• About this exercise: Nothing in the entries should be altered. Write them out in full.
•••••
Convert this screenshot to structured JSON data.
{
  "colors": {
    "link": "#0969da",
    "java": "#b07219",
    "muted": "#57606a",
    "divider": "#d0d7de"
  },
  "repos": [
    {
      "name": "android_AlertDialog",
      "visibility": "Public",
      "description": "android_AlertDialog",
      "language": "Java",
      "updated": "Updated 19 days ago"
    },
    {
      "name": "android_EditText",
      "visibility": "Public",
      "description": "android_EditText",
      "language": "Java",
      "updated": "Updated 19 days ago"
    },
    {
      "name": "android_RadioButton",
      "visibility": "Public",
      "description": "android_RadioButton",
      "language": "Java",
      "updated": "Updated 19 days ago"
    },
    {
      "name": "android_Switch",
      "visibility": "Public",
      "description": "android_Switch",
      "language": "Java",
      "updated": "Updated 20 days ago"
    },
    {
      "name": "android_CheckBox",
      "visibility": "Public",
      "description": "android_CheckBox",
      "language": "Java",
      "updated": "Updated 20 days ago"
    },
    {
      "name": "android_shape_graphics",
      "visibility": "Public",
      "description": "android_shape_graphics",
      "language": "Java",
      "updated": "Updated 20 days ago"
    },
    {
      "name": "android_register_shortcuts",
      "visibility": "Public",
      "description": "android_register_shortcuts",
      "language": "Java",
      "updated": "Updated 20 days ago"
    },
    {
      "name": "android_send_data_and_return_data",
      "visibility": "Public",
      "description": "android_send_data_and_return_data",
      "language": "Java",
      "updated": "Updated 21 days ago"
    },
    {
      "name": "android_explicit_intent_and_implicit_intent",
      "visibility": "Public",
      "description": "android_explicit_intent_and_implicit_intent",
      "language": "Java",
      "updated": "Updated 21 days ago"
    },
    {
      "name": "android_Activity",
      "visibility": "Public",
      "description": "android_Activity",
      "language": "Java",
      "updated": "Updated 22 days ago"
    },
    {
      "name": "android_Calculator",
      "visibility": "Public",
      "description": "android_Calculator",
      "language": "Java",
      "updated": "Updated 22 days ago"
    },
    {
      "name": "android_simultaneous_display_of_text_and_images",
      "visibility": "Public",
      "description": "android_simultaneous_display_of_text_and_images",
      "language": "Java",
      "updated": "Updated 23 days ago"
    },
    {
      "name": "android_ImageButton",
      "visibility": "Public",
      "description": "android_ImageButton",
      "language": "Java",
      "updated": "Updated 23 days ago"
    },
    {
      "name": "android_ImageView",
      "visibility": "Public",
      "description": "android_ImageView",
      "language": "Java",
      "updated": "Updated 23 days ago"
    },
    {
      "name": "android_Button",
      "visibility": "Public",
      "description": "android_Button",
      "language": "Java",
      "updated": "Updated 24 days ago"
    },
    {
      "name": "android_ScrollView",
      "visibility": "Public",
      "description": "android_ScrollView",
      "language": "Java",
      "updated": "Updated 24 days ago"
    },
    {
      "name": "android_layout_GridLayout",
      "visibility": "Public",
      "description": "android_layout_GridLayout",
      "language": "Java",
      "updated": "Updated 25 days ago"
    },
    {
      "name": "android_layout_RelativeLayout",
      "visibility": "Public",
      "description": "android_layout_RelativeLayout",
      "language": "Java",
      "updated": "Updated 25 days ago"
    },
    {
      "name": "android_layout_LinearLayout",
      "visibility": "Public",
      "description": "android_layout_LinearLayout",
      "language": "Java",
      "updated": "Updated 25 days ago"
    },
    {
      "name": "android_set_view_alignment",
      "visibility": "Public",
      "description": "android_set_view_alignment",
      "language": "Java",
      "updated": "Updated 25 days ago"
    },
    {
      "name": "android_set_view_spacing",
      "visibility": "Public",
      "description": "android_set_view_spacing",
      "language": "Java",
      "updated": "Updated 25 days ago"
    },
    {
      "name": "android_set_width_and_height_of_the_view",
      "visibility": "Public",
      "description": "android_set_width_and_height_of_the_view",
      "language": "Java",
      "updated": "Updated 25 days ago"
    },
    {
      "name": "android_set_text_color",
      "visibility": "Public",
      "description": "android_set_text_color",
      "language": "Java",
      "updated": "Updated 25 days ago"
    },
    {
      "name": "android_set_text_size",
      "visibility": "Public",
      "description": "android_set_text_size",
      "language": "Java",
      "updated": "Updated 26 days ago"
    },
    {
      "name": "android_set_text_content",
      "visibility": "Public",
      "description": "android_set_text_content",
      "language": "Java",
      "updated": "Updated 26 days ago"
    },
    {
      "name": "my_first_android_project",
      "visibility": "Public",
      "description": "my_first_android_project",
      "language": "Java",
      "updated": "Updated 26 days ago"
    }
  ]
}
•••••
• Response:
Convert this screenshot to structured JSON data.
{
  "colors": {
    "link": "#0969da",
    "java": "#b07219",
    "muted": "#57606a",
    "divider": "#d0d7de"
  },
  "repos": [
    {
      "name": "android_AlertDialog",
      "visibility": "Public",
      "description": "android_AlertDialog",
      "language": "Java",
      "updated": "Updated 19 days ago"
    },
    {
      "name": "android_EditText",
      "visibility": "Public",
      "description": "android_EditText",
      "language": "Java",
      "updated": "Updated 19 days ago"
    },
    {
      "name": "android_RadioButton",
      "visibility": "Public",
      "description": "android_RadioButton",
      "language": "Java",
      "updated": "Updated 19 days ago"
    },
    {
      "name": "android_Switch",
      "visibility": "Public",
      "description": "android_Switch",
      "language": "Java",
      "updated": "Updated 20 days ago"
    },
    {
      "name": "android_CheckBox",
      "visibility": "Public",
      "description": "android_CheckBox",
      "language": "Java",
      "updated": "Updated 20 days ago"
    },
    {
      "name": "android_shape_graphics",
      "visibility": "Public",
      "description": "android_shape_graphics",
      "language": "Java",
      "updated": "Updated 20 days ago"
    },
    {
      "name": "android_register_shortcuts",
      "visibility": "Public",
      "description": "android_register_shortcuts",
      "language": "Java",
      "updated": "Updated 20 days ago"
    },
    {
      "name": "android_send_data_and_return_data",
      "visibility": "Public",
      "description": "android_send_data_and_return_data",
      "language": "Java",
      "updated": "Updated 21 days ago"
    },
    {
      "name": "android_explicit_intent_and_implicit_intent",
      "visibility": "Public",
      "description": "android_explicit_intent_and_implicit_intent",
      "language": "Java",
      "updated": "Updated 21 days ago"
    },
    {
      "name": "android_Activity",
      "visibility": "Public",
      "description": "android_Activity",
      "language": "Java",
      "updated": "Updated 22 days ago"
    },
    {
      "name": "android_Calculator",
      "visibility": "Public",
      "description": "android_Calculator",
      "language": "Java",
      "updated": "Updated 22 days ago"
    },
    {
      "name": "android_simultaneous_display_of_text_and_images",
      "visibility": "Public",
      "description": "android_simultaneous_display_of_text_and_images",
      "language": "Java",
      "updated": "Updated 23 days ago"
    },
    {
      "name": "android_ImageButton",
      "visibility": "Public",
      "description": "android_ImageButton",
      "language": "Java",
      "updated": "Updated 23 days ago"
    },
    {
      "name": "android_ImageView",
      "visibility": "Public",
      "description": "android_ImageView",
      "language": "Java",
      "updated": "Updated 23 days ago"
    },
    {
      "name": "android_Button",
      "visibility": "Public",
      "description": "android_Button",
      "language": "Java",
      "updated": "Updated 24 days ago"
    },
    {
      "name": "android_ScrollView",
      "visibility": "Public",
      "description": "android_ScrollView",
      "language": "Java",
      "updated": "Updated 24 days ago"
    },
    {
      "name": "android_layout_GridLayout",
      "visibility": "Public",
      "description": "android_layout_GridLayout",
      "language": "Java",
      "updated": "Updated 25 days ago"
    },
    {
      "name": "android_layout_RelativeLayout",
      "visibility": "Public",
      "description": "android_layout_RelativeLayout",
      "language": "Java",
      "updated": "Updated 25 days ago"
    },
    {
      "name": "android_layout_LinearLayout",
      "visibility": "Public",
      "description": "android_layout_LinearLayout",
      "language": "Java",
      "updated": "Updated 25 days ago"
    },
    {
      "name": "android_set_view_alignment",
      "visibility": "Public",
      "description": "android_set_view_alignment",
      "language": "Java",
      "updated": "Updated 25 days ago"
    },
    {
      "name": "android_set_view_spacing",
      "visibility": "Public",
      "description": "android_set_view_spacing",
      "language": "Java",
      "updated": "Updated 25 days ago"
    },
    {
      "name": "android_set_width_and_height_of_the_view",
      "visibility": "Public",
      "description": "android_set_width_and_height_of_the_view",
      "language": "Java",
      "updated": "Updated 25 days ago"
    },
    {
      "name": "android_set_text_color",
      "visibility": "Public",
      "description": "android_set_text_color",
      "language": "Java",
      "updated": "Updated 25 days ago"
    },
    {
      "name": "android_set_text_size",
      "visibility": "Public",
      "description": "android_set_text_size",
      "language": "Java",
      "updated": "Updated 26 days ago"
    },
    {
      "name": "android_set_text_content",
      "visibility": "Public",
      "description": "android_set_text_content",
      "language": "Java",
      "updated": "Updated 26 days ago"
    },
    {
      "name": "my_first_android_project",
      "visibility": "Public",
      "description": "my_first_android_project",
      "language": "Java",
      "updated": "Updated 26 days ago"
    }
  ]
}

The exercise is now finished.